### Aim of the task:
Copy out the data below verbatim.

[[ Data for the task, beginning ]]

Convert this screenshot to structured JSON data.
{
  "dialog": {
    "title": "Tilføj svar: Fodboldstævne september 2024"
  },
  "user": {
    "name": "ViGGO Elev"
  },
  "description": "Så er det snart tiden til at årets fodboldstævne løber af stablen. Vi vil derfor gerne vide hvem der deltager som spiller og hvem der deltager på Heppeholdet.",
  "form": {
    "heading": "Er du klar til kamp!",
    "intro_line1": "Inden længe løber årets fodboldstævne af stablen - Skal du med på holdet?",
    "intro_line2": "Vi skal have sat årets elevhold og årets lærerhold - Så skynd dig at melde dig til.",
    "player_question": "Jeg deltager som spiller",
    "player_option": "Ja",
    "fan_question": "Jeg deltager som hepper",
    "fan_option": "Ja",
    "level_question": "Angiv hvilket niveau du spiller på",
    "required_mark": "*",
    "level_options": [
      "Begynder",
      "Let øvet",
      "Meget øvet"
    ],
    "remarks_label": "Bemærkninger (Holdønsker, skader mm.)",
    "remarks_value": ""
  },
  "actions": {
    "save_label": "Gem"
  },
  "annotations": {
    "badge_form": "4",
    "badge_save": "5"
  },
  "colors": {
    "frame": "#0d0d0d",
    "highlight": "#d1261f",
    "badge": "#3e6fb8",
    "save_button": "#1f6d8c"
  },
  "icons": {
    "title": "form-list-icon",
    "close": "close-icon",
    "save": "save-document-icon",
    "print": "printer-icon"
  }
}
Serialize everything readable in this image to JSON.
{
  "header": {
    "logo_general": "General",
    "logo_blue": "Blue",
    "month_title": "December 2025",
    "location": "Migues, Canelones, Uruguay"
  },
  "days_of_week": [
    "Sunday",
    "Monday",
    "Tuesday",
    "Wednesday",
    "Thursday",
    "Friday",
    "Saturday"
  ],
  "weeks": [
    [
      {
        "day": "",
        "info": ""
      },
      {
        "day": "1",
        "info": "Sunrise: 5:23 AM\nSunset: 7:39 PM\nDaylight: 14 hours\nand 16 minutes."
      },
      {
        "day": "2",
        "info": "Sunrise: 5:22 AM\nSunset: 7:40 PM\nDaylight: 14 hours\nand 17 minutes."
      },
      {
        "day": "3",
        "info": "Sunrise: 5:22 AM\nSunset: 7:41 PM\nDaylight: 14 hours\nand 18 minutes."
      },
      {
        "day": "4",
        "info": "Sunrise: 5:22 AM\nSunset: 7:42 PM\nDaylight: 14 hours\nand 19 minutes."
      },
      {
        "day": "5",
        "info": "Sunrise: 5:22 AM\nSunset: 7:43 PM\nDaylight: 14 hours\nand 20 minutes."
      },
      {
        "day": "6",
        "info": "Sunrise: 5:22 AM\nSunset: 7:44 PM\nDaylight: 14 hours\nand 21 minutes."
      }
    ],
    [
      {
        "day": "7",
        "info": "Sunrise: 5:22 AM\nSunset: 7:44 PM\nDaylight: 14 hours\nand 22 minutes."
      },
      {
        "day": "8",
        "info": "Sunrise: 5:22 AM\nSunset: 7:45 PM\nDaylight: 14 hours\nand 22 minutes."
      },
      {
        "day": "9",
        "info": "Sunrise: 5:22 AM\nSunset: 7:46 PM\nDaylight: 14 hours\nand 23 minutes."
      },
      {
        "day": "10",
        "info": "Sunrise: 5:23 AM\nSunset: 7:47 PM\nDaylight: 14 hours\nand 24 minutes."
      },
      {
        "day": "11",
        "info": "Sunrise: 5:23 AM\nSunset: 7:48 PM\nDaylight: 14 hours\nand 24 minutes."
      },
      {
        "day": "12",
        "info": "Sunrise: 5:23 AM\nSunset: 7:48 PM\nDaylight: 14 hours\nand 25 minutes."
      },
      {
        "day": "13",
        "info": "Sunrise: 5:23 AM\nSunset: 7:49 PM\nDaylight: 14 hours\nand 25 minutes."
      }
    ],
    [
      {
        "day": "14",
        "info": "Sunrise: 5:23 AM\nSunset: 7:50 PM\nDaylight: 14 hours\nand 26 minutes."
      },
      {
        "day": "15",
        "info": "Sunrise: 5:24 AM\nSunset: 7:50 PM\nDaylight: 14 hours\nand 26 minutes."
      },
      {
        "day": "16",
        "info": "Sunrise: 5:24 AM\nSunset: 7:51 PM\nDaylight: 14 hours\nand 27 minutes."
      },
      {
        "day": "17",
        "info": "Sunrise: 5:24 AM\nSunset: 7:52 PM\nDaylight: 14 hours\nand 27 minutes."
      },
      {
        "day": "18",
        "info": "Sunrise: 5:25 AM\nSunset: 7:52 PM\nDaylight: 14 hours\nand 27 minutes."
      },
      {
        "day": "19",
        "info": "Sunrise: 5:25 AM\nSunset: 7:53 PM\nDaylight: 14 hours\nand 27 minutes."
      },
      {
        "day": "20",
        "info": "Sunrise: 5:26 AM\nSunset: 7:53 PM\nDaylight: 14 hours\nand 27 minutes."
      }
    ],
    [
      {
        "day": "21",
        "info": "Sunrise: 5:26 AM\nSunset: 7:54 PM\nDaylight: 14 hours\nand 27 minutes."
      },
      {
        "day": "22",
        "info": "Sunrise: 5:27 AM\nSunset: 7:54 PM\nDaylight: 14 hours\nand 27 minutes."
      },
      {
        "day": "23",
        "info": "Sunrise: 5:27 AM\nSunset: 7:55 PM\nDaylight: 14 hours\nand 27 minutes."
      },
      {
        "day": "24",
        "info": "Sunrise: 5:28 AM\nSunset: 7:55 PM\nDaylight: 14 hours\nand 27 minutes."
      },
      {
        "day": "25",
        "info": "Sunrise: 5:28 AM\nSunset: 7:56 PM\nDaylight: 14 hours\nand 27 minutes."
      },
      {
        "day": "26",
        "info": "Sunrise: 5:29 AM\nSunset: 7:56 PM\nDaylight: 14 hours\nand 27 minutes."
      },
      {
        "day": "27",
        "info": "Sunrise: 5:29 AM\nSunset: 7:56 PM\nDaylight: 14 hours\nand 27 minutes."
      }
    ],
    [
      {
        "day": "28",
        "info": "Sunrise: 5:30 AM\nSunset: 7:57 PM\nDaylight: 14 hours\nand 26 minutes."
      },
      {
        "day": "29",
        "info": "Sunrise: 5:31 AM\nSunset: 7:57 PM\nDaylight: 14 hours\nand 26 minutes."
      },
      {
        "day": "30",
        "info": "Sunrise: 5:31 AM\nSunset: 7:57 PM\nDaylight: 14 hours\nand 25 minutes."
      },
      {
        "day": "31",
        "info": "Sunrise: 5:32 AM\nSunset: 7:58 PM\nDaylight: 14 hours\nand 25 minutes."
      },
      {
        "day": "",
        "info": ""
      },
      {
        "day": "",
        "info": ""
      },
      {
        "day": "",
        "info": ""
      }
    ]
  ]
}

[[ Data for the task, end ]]

### Output:
Convert this screenshot to structured JSON data.
{
  "dialog": {
    "title": "Tilføj svar: Fodboldstævne september 2024"
  },
  "user": {
    "name": "ViGGO Elev"
  },
  "description": "Så er det snart tiden til at årets fodboldstævne løber af stablen. Vi vil derfor gerne vide hvem der deltager som spiller og hvem der deltager på Heppeholdet.",
  "form": {
    "heading": "Er du klar til kamp!",
    "intro_line1": "Inden længe løber årets fodboldstævne af stablen - Skal du med på holdet?",
    "intro_line2": "Vi skal have sat årets elevhold og årets lærerhold - Så skynd dig at melde dig til.",
    "player_question": "Jeg deltager som spiller",
    "player_option": "Ja",
    "fan_question": "Jeg deltager som hepper",
    "fan_option": "Ja",
    "level_question": "Angiv hvilket niveau du spiller på",
    "required_mark": "*",
    "level_options": [
      "Begynder",
      "Let øvet",
      "Meget øvet"
    ],
    "remarks_label": "Bemærkninger (Holdønsker, skader mm.)",
    "remarks_value": ""
  },
  "actions": {
    "save_label": "Gem"
  },
  "annotations": {
    "badge_form": "4",
    "badge_save": "5"
  },
  "colors": {
    "frame": "#0d0d0d",
    "highlight": "#d1261f",
    "badge": "#3e6fb8",
    "save_button": "#1f6d8c"
  },
  "icons": {
    "title": "form-list-icon",
    "close": "close-icon",
    "save": "save-document-icon",
    "print": "printer-icon"
  }
}
Serialize everything readable in this image to JSON.
{
  "header": {
    "logo_general": "General",
    "logo_blue": "Blue",
    "month_title": "December 2025",
    "location": "Migues, Canelones, Uruguay"
  },
  "days_of_week": [
    "Sunday",
    "Monday",
    "Tuesday",
    "Wednesday",
    "Thursday",
    "Friday",
    "Saturday"
  ],
  "weeks": [
    [
      {
        "day": "",
        "info": ""
      },
      {
        "day": "1",
        "info": "Sunrise: 5:23 AM\nSunset: 7:39 PM\nDaylight: 14 hours\nand 16 minutes."
      },
      {
        "day": "2",
        "info": "Sunrise: 5:22 AM\nSunset: 7:40 PM\nDaylight: 14 hours\nand 17 minutes."
      },
      {
        "day": "3",
        "info": "Sunrise: 5:22 AM\nSunset: 7:41 PM\nDaylight: 14 hours\nand 18 minutes."
      },
      {
        "day": "4",
        "info": "Sunrise: 5:22 AM\nSunset: 7:42 PM\nDaylight: 14 hours\nand 19 minutes."
      },
      {
        "day": "5",
        "info": "Sunrise: 5:22 AM\nSunset: 7:43 PM\nDaylight: 14 hours\nand 20 minutes."
      },
      {
        "day": "6",
        "info": "Sunrise: 5:22 AM\nSunset: 7:44 PM\nDaylight: 14 hours\nand 21 minutes."
      }
    ],
    [
      {
        "day": "7",
        "info": "Sunrise: 5:22 AM\nSunset: 7:44 PM\nDaylight: 14 hours\nand 22 minutes."
      },
      {
        "day": "8",
        "info": "Sunrise: 5:22 AM\nSunset: 7:45 PM\nDaylight: 14 hours\nand 22 minutes."
      },
      {
        "day": "9",
        "info": "Sunrise: 5:22 AM\nSunset: 7:46 PM\nDaylight: 14 hours\nand 23 minutes."
      },
      {
        "day": "10",
        "info": "Sunrise: 5:23 AM\nSunset: 7:47 PM\nDaylight: 14 hours\nand 24 minutes."
      },
      {
        "day": "11",
        "info": "Sunrise: 5:23 AM\nSunset: 7:48 PM\nDaylight: 14 hours\nand 24 minutes."
      },
      {
        "day": "12",
        "info": "Sunrise: 5:23 AM\nSunset: 7:48 PM\nDaylight: 14 hours\nand 25 minutes."
      },
      {
        "day": "13",
        "info": "Sunrise: 5:23 AM\nSunset: 7:49 PM\nDaylight: 14 hours\nand 25 minutes."
      }
    ],
    [
      {
        "day": "14",
        "info": "Sunrise: 5:23 AM\nSunset: 7:50 PM\nDaylight: 14 hours\nand 26 minutes."
      },
      {
        "day": "15",
        "info": "Sunrise: 5:24 AM\nSunset: 7:50 PM\nDaylight: 14 hours\nand 26 minutes."
      },
      {
        "day": "16",
        "info": "Sunrise: 5:24 AM\nSunset: 7:51 PM\nDaylight: 14 hours\nand 27 minutes."
      },
      {
        "day": "17",
        "info": "Sunrise: 5:24 AM\nSunset: 7:52 PM\nDaylight: 14 hours\nand 27 minutes."
      },
      {
        "day": "18",
        "info": "Sunrise: 5:25 AM\nSunset: 7:52 PM\nDaylight: 14 hours\nand 27 minutes."
      },
      {
        "day": "19",
        "info": "Sunrise: 5:25 AM\nSunset: 7:53 PM\nDaylight: 14 hours\nand 27 minutes."
      },
      {
        "day": "20",
        "info": "Sunrise: 5:26 AM\nSunset: 7:53 PM\nDaylight: 14 hours\nand 27 minutes."
      }
    ],
    [
      {
        "day": "21",
        "info": "Sunrise: 5:26 AM\nSunset: 7:54 PM\nDaylight: 14 hours\nand 27 minutes."
      },
      {
        "day": "22",
        "info": "Sunrise: 5:27 AM\nSunset: 7:54 PM\nDaylight: 14 hours\nand 27 minutes."
      },
      {
        "day": "23",
        "info": "Sunrise: 5:27 AM\nSunset: 7:55 PM\nDaylight: 14 hours\nand 27 minutes."
      },
      {
        "day": "24",
        "info": "Sunrise: 5:28 AM\nSunset: 7:55 PM\nDaylight: 14 hours\nand 27 minutes."
      },
      {
        "day": "25",
        "info": "Sunrise: 5:28 AM\nSunset: 7:56 PM\nDaylight: 14 hours\nand 27 minutes."
      },
      {
        "day": "26",
        "info": "Sunrise: 5:29 AM\nSunset: 7:56 PM\nDaylight: 14 hours\nand 27 minutes."
      },
      {
        "day": "27",
        "info": "Sunrise: 5:29 AM\nSunset: 7:56 PM\nDaylight: 14 hours\nand 27 minutes."
      }
    ],
    [
      {
        "day": "28",
        "info": "Sunrise: 5:30 AM\nSunset: 7:57 PM\nDaylight: 14 hours\nand 26 minutes."
      },
      {
        "day": "29",
        "info": "Sunrise: 5:31 AM\nSunset: 7:57 PM\nDaylight: 14 hours\nand 26 minutes."
      },
      {
        "day": "30",
        "info": "Sunrise: 5:31 AM\nSunset: 7:57 PM\nDaylight: 14 hours\nand 25 minutes."
      },
      {
        "day": "31",
        "info": "Sunrise: 5:32 AM\nSunset: 7:58 PM\nDaylight: 14 hours\nand 25 minutes."
      },
      {
        "day": "",
        "info": ""
      },
      {
        "day": "",
        "info": ""
      },
      {
        "day": "",
        "info": ""
      }
    ]
  ]
}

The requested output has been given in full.